A rebel leader in South Sudan said Sunday that more violence is likely after talks this week with the government broke down. Hundreds have died already this year in clashes between his forces and South Sudan government troops.
"People must die so we have peace, we have democracy," George Athor told journalists in the capital of neighboring Kenya. "Sacrifices have to be made."
Athor said that representatives from South Sudan's government met with him in Kenya this week but did not agree to compensate his people, develop their area, give his group representation in the government and hold new elections for the whole country. He said his group would be satisfied with two or three ministerial positions, until new elections. Unless his demands were met, more fighting was likely, he said.
"I believe you cannot make an omelet without breaking an egg or eggs," Athor said. "We have to defend ourselves of course because (the ruling party) SPLM will try to gain ground."
South Sudan became the world's newest country in July after citizens voted to leave northern Sudan. Athor had signed a peace deal with the government days before the January referendum, which was stipulated by a 2005 peace deal that ended decades of civil war between the two sides.
But Athor's peace deal was broken after a few weeks and around 250 people were killed in fighting between his forces and government troops. Around 60 people were killed in August in fighting between Athor's forces and the South Sudan government, which accuses him of getting help from northern Sudan.
Athor, a former high-ranking officer in the southern army when it was fighting northern Sudan, launched an insurrection after losing his bid for governor of Jonglei state. He has consistently criticized the southern leadership and is known to have strong allies within the southern army.
On Sunday, he denied receiving help from Sudan's government, which frequently backed splinter rebel groups in the civil war with the south. He also denied receiving help from Eritrea, although initially he declined to comment on the matter.
"If I ask you about your girlfriend, will you be happy to tell me?" he said to a journalist asking questions about Eritrea, indicating that he thought it was a private matter. "You cannot just go on the street telling people that I am a friend of so and so."
Hundreds of people have been killed in clashes in South Sudan this year. Some are cattle raiders, others are rebels and some died when northern Sudanese armed forces entered into disputed areas.

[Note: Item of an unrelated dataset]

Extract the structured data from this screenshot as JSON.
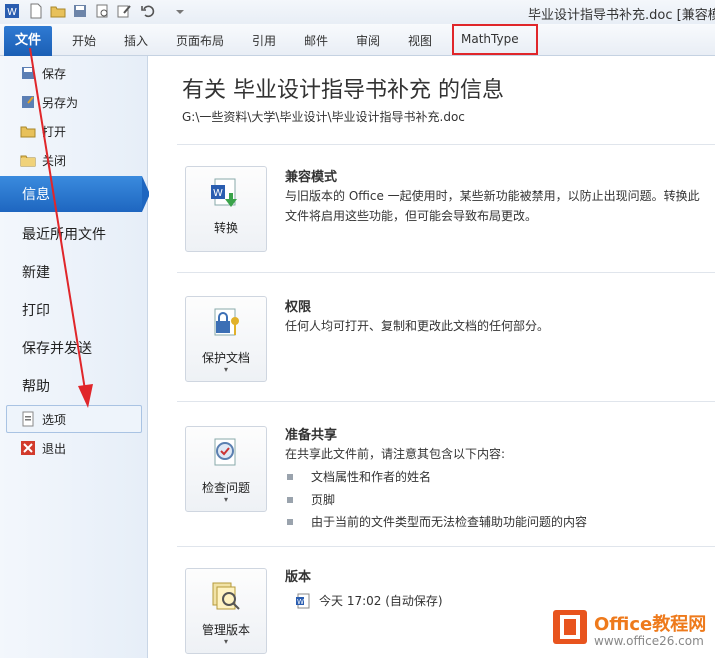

Analysts say South Sudan urgently needs to reform its security services to deal with the gunmen and rebel groups that roam its territory.